High expectations. High performance.
It’s been that way throughout Patricia Hoben‘s life.
A doctorate in biophysics and biochemistry from Yale. Influential work as a science adviser in Washington.
And now: founder and head of a small high school on the south side, where low-income students are being pushed to commit themselves to two things: High expectations. High performance.
In its second year, many of the 140 students of Carmen High School of Science & Technology show signs they are making those commitments. And Hoben shows the traits that make schools like this succeed: Unrelenting dedication, clear vision, an ability to bring people together, and a positive outlook.
Hoben’s personal path to founding the charter school is definitely different from the personal paths, up to this point, of Carmen’s students, more than 90% of them Latino, almost 90% low-income.
That hasn’t stopped them from coming together. It’s too early to see definite results, but the school seems to have its act together more than many schools with such short histories.

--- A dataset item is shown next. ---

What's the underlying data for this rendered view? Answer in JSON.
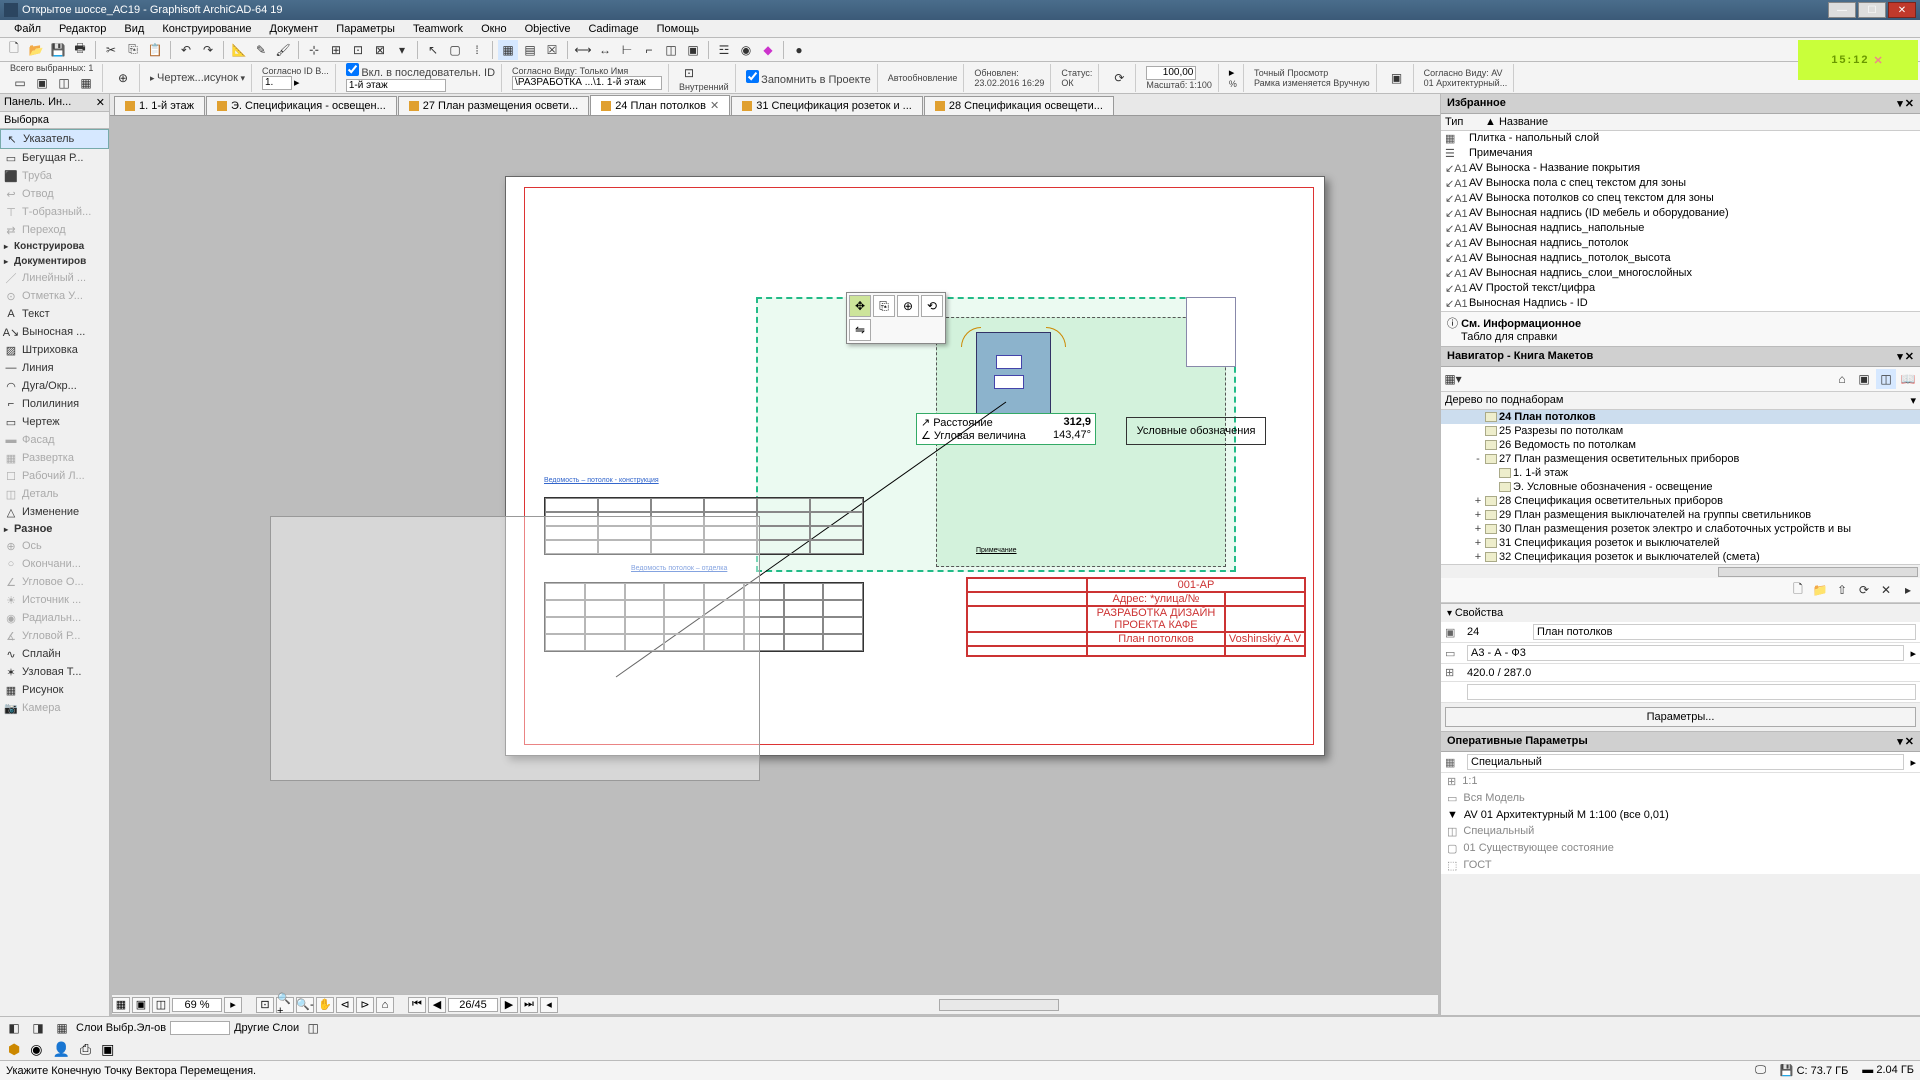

Attendance is high, averaging 92%. There is a serious-minded feeling in classrooms and even (comparatively speaking) in the lunchroom. Kids appear to be on-task a high portion of the time. The dress code includes ties for the boys and buttoned shirts with collars for both boys and girls. The aim here is to give teens from an impoverished neighborhood something much like a private high school experience.